Magazine of Socialist Action in Australia

Billions wasted on defence of profits

Reading Time: 3 minutes

The 2016 federal budget was a gift to defence. Over the coming year, the government will commit a staggering $32.4 billion to the sector alone. A further $686 million will be spent on Australian military operations in Iraq, Syria and Afghanistan.

The dramatic increase in military spending is planned to reach 2% of predicted GDP by 2020-21, and this quantity will be locked in even if GDP growth predictions turn out to be wrong. This massive waste has the support of both the major parties. Based on current projections, by 2025-26 the defence budget will balloon to $59 billion per year!

Treasurer Scott Morrison justified the decision by explaining that against the backdrop of a slowing economy, the additional defence spending over the next decade would “drive jobs and growth in the new economy we are building”. This couldn’t be further from the truth. The unprecedented military build up is driven entirely by Australian capitalism’s desires to advance their own economic and strategic interests in the Asia-Pacific region.

The Stockholm International Peace Research Institute lists Australia as the world’s 3rd largest arms importer during 2015, and Australia ranks 12th in the world in total military spending. The centrepiece of the government’s defence strategy will continue this trend. Over the next decade, the government will spend a further $195 billion on new submarines, warships, joint strike fighters, drones and array of other military hardware.
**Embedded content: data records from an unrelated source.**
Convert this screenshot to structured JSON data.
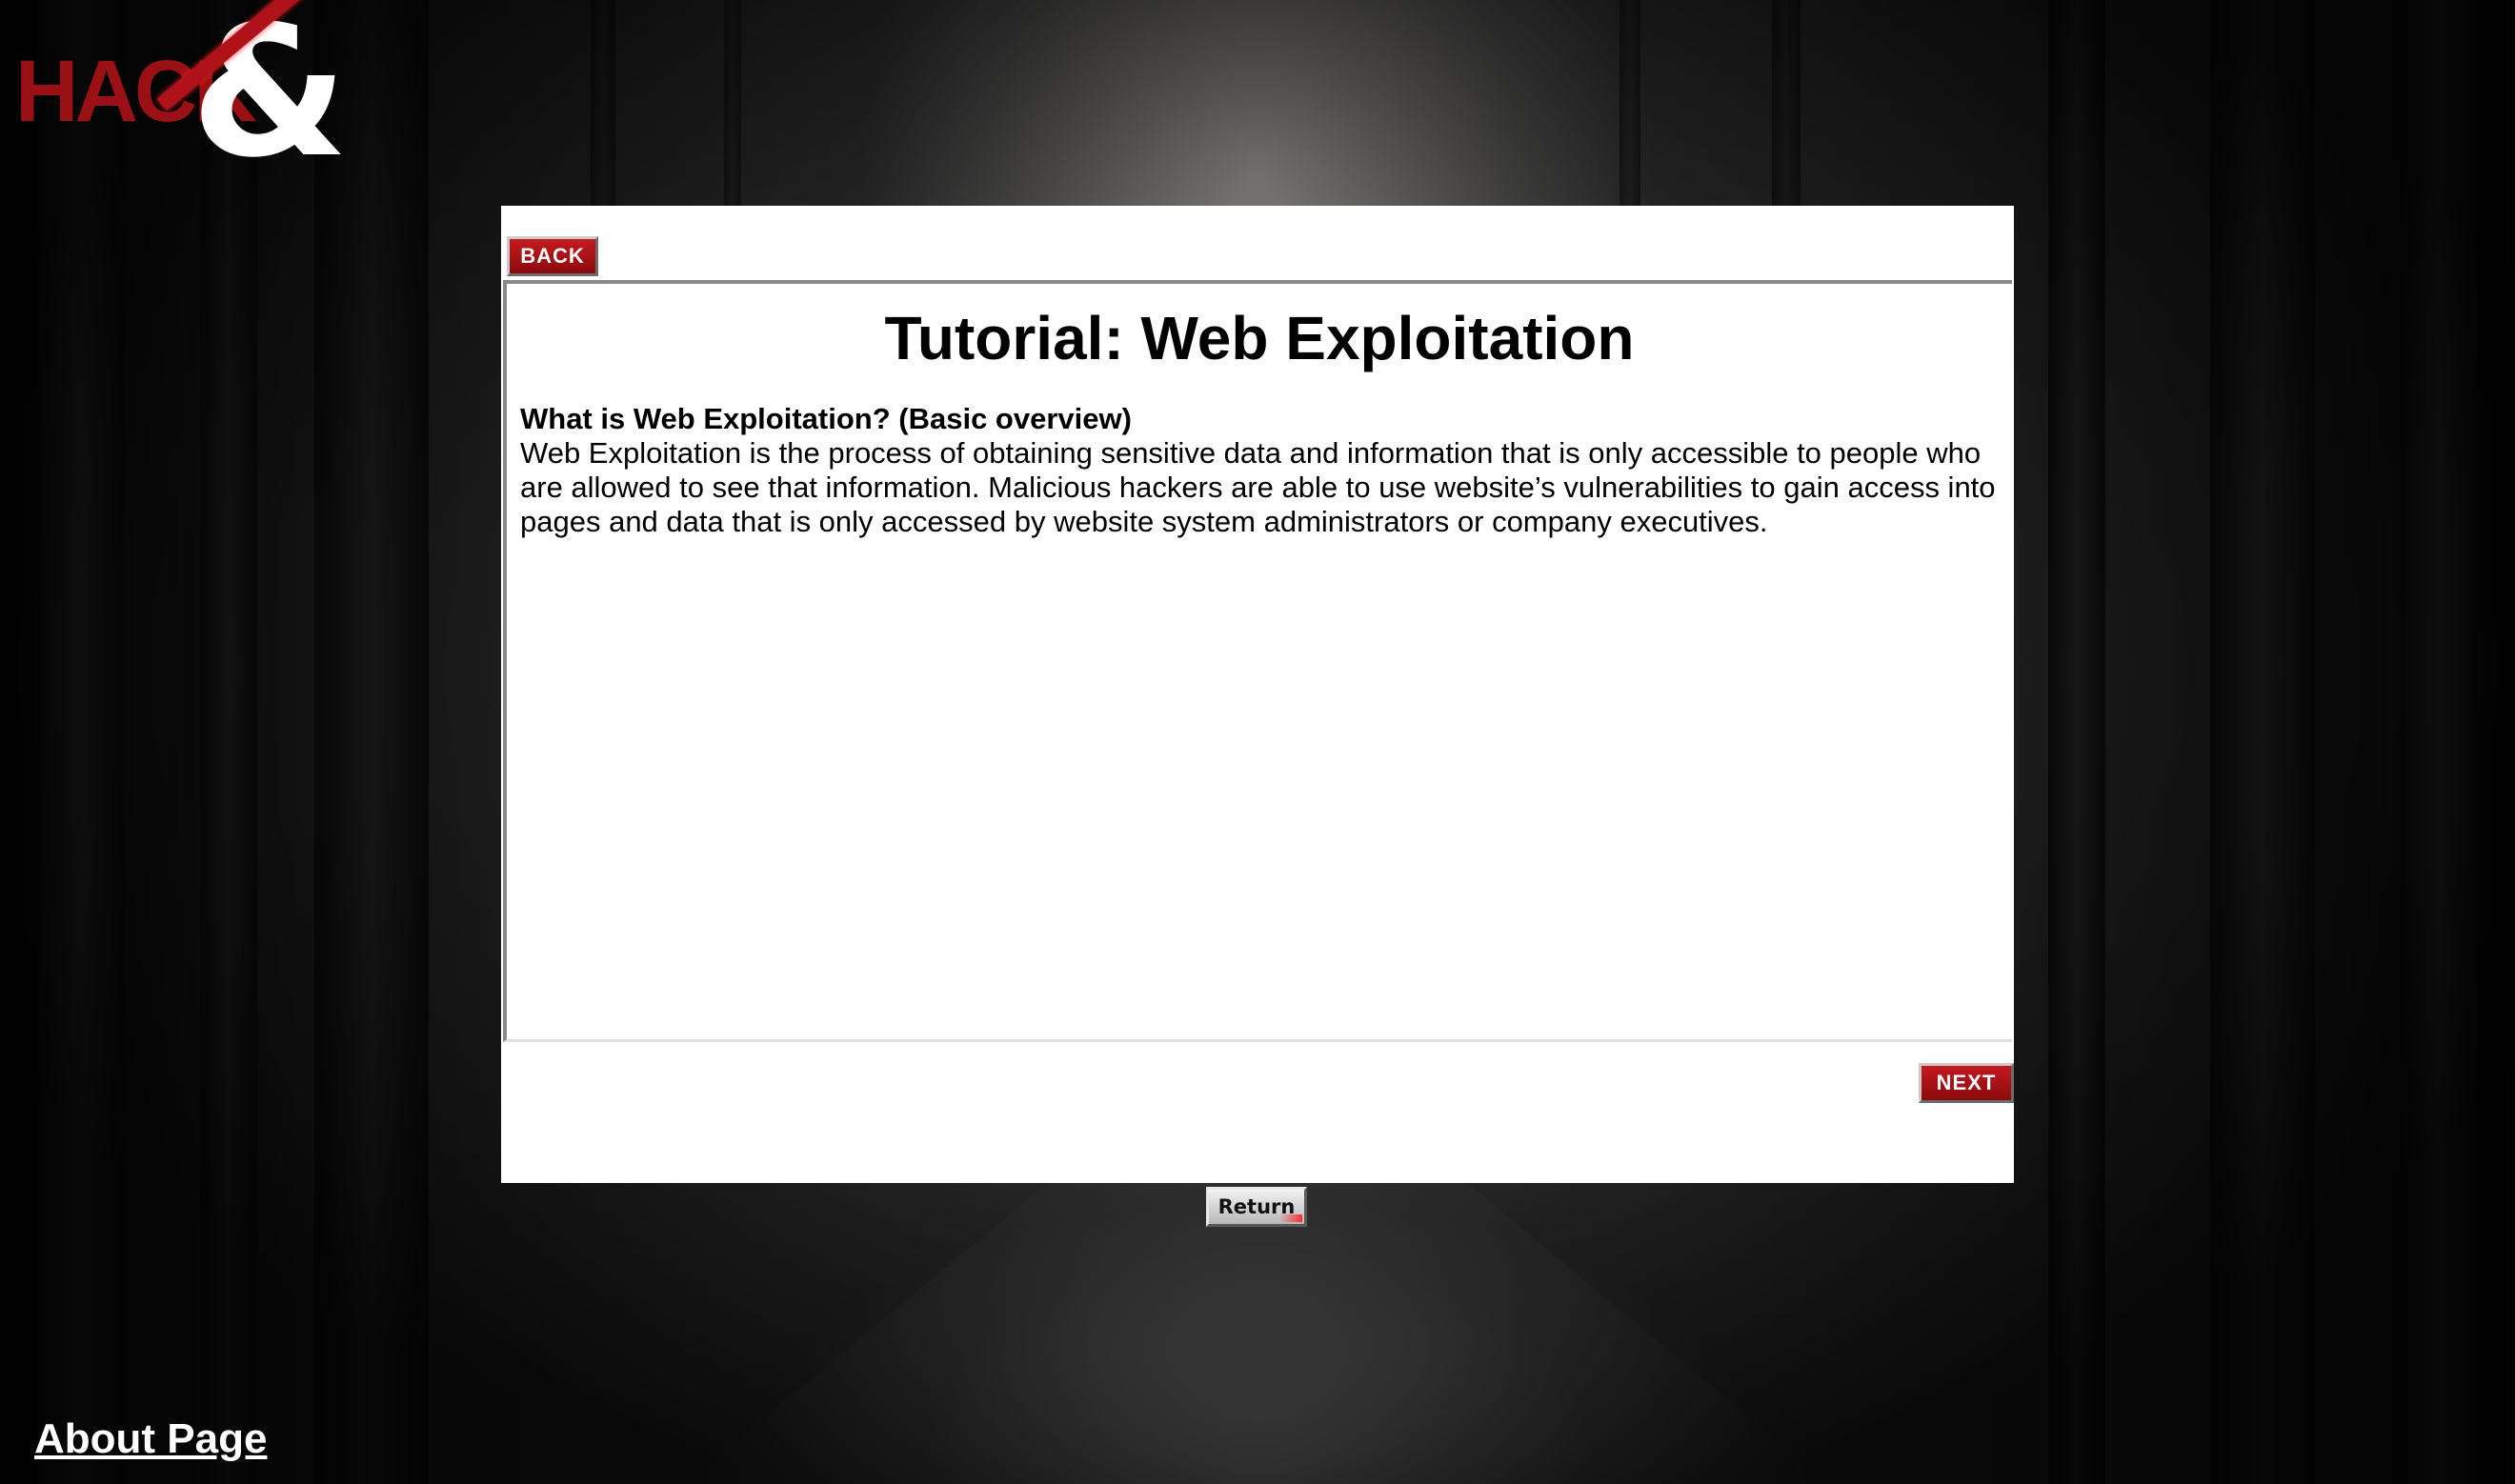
{
  "logo": {
    "word": "HACK",
    "symbol": "&"
  },
  "navigation": {
    "back_label": "BACK",
    "next_label": "NEXT",
    "return_label": "Return"
  },
  "tutorial": {
    "title": "Tutorial: Web Exploitation",
    "section_heading": "What is Web Exploitation? (Basic overview)",
    "section_body": "Web Exploitation is the process of obtaining sensitive data and information that is only accessible to people who are allowed to see that information. Malicious hackers are able to use website’s vulnerabilities to gain access into pages and data that is only accessed by website system administrators or company executives."
  },
  "footer": {
    "about_label": "About Page"
  },
  "colors": {
    "accent_red": "#9a1015",
    "panel_bg": "#ffffff"
  }
}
$50 billion of that will be spent on 12 new submarines to be built in South Australia by French state-owned shipbuilder DCNS. The latest defence white paper only budgets for the construction of the fleet – when lifetime maintenance is included, the Sydney Morning Herald reports that the cost of the project could blowout to $150 billion!

Many people have asked why the government needs to spend so much on the military while they are making cuts elsewhere. The answer lies with Australian capitalism’s support for US foreign policy and the defence of their profits. When Obama visited Australia in 2011 he announced that the US would play a greater role in shaping the future of the Asia-Pacific region. Since then the US has moved 60% of its forces to the region. This reflects concern that China is becoming a more dominant international power.
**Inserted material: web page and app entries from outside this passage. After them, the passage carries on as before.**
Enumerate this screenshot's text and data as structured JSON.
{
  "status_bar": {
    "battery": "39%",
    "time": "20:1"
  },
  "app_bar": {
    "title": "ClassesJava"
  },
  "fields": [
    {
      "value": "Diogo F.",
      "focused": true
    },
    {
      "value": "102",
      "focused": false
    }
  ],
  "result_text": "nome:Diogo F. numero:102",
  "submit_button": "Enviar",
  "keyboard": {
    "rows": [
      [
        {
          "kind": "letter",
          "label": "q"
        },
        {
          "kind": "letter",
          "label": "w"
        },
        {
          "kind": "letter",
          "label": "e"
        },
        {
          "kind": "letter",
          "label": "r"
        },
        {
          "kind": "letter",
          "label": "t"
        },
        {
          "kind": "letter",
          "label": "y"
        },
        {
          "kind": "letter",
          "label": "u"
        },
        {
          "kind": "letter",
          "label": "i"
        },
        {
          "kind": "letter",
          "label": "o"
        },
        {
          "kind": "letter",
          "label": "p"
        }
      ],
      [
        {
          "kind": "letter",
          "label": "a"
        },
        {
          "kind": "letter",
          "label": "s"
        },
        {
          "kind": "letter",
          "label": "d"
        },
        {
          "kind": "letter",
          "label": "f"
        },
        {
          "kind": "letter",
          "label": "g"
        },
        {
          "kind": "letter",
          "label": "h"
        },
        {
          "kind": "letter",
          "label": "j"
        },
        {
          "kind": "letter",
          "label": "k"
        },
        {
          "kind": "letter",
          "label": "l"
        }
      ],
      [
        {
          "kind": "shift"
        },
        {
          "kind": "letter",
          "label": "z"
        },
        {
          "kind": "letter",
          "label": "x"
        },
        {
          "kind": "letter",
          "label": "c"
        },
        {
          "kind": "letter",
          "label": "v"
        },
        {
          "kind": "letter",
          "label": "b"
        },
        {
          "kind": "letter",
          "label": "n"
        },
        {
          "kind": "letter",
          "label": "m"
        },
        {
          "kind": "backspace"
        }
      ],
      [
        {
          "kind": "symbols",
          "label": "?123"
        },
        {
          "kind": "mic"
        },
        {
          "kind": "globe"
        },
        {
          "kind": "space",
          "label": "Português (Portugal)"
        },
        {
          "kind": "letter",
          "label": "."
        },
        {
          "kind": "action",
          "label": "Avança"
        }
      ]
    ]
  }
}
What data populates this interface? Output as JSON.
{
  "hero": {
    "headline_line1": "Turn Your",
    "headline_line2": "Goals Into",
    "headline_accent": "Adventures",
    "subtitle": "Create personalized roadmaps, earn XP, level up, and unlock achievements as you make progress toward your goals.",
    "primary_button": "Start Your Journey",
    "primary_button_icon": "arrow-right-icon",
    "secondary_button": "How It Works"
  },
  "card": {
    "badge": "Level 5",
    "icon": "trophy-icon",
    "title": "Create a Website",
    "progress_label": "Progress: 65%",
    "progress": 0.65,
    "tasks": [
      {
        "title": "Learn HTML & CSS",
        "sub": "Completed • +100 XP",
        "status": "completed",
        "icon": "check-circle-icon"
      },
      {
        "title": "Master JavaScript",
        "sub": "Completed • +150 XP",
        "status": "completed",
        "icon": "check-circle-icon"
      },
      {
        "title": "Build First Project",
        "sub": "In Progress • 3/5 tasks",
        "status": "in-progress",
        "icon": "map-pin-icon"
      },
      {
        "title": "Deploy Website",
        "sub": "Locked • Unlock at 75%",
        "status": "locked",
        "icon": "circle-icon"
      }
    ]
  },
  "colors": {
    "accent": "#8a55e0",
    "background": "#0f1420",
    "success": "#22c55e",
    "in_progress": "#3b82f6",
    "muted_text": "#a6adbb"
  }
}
As well as moving their own forces into the region, another important element of the US’s “pivot to Asia” is to push its allies to also play more of a role. Australia is seen as a key partner in this effort. Successive governments have maintained US spy bases on Australian soil and under Julia Gillard an agreement was signed to establish a permanent base for US marines in Darwin by 2017. The newest defence white paper justifies the submarine fleet by emphasising “interoperability” with the US navy.

This situation however places Australian capitalism in a precarious situation. Since WW2 the Australian ruling class has aligned itself with the US as a means of advancing its interests in the region. More recently however that political relationship is coming into conflict with Australia’s economic interests, particularly exports to China. Increasingly, balancing these conflicting interests is becoming more and more difficult.
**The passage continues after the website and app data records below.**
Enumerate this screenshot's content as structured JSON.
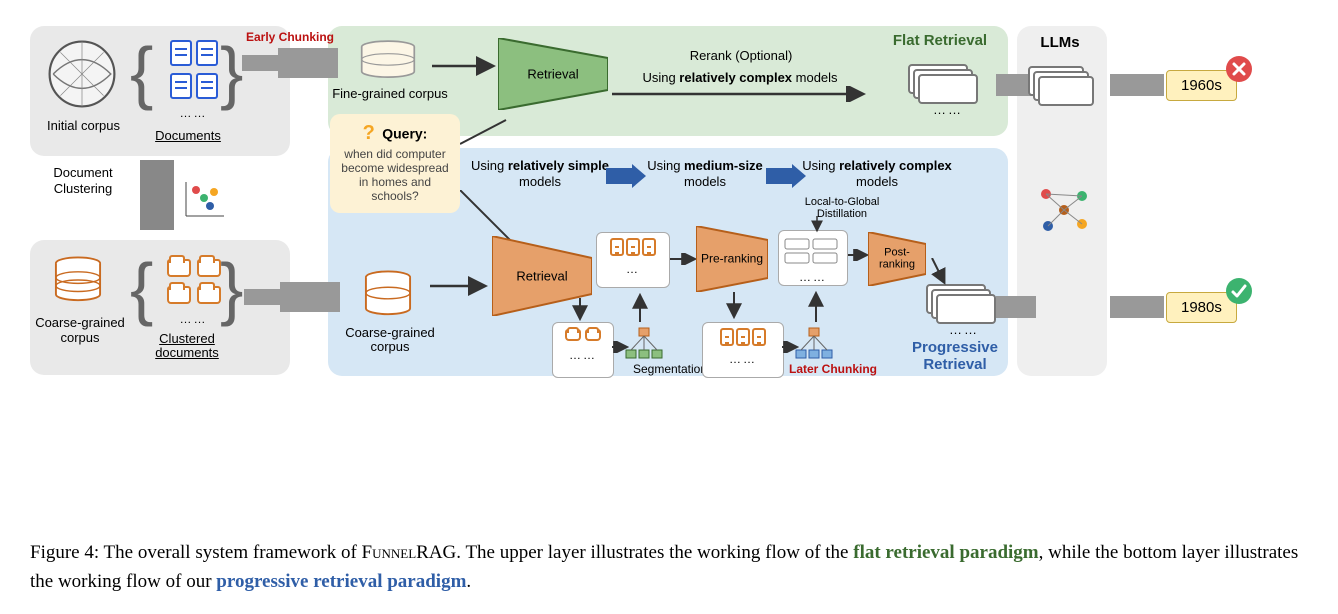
{
  "caption": {
    "prefix": "Figure 4: The overall system framework of ",
    "name": "FunnelRAG",
    "mid": ". The upper layer illustrates the working flow of the ",
    "flat": "flat retrieval paradigm",
    "mid2": ", while the bottom layer illustrates the working flow of our ",
    "prog": "progressive retrieval paradigm",
    "end": "."
  },
  "left": {
    "initial_corpus": "Initial corpus",
    "documents": "Documents",
    "doc_clustering": "Document Clustering",
    "coarse_corpus": "Coarse-grained corpus",
    "clustered_docs": "Clustered documents"
  },
  "query": {
    "label": "Query:",
    "text": "when did computer become widespread in homes and schools?"
  },
  "flat": {
    "early_chunking": "Early Chunking",
    "fine_corpus": "Fine-grained corpus",
    "retrieval": "Retrieval",
    "rerank": "Rerank (Optional)",
    "using_complex": "Using relatively complex models",
    "title": "Flat Retrieval"
  },
  "prog": {
    "coarse_corpus2": "Coarse-grained corpus",
    "retrieval": "Retrieval",
    "preranking": "Pre-ranking",
    "postranking": "Post-ranking",
    "segmentation": "Segmentation",
    "later_chunking": "Later Chunking",
    "title": "Progressive Retrieval",
    "l2g": "Local-to-Global Distillation",
    "simple_pre": "Using ",
    "simple_bold": "relatively simple",
    "simple_post": " models",
    "medium_pre": "Using ",
    "medium_bold": "medium-size",
    "medium_post": " models",
    "complex_pre": "Using ",
    "complex_bold": "relatively complex",
    "complex_post": " models"
  },
  "right": {
    "llms": "LLMs",
    "out_wrong": "1960s",
    "out_right": "1980s"
  }
}
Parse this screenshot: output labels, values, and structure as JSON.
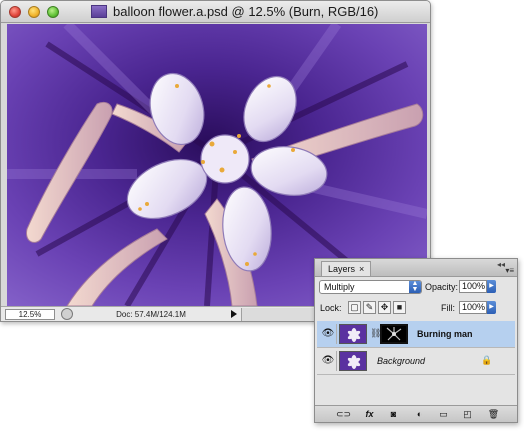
{
  "document": {
    "title": "balloon flower.a.psd @ 12.5% (Burn, RGB/16)",
    "zoom": "12.5%",
    "doc_size": "Doc: 57.4M/124.1M"
  },
  "layers_panel": {
    "tab_label": "Layers",
    "tab_close": "×",
    "blend_mode": "Multiply",
    "opacity_label": "Opacity:",
    "opacity_value": "100%",
    "lock_label": "Lock:",
    "fill_label": "Fill:",
    "fill_value": "100%",
    "layers": [
      {
        "name": "Burning man",
        "visible": true,
        "selected": true,
        "has_mask": true
      },
      {
        "name": "Background",
        "visible": true,
        "selected": false,
        "locked": true
      }
    ]
  },
  "colors": {
    "flower_purple": "#6a3fae",
    "selection_blue": "#b6d0ef",
    "accent_blue": "#2c5fb5"
  }
}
The government’s military build up is seen as a way of protecting the profit interests of Australian capitalism but the problem is that things could become even more fraught if tensions between the US and China increase further. Aligning with only one or the other would be a disaster and with so much at stake a neutral stance is not a viable option.

The whole situation highlights the fact that tensions and conflicts between nation states are inherent to the capitalist system. Ordinary people’s interests are not being served in this tussle between competing profiteers. The alternative to this capitalist madness is to utilise the billions of dollars wasted on military spending to improve people’s lives by investing in jobs and social services. A socialist society based on co-operation and solidarity between people of different nations would be the only way to achieve this.

By Conor Flynn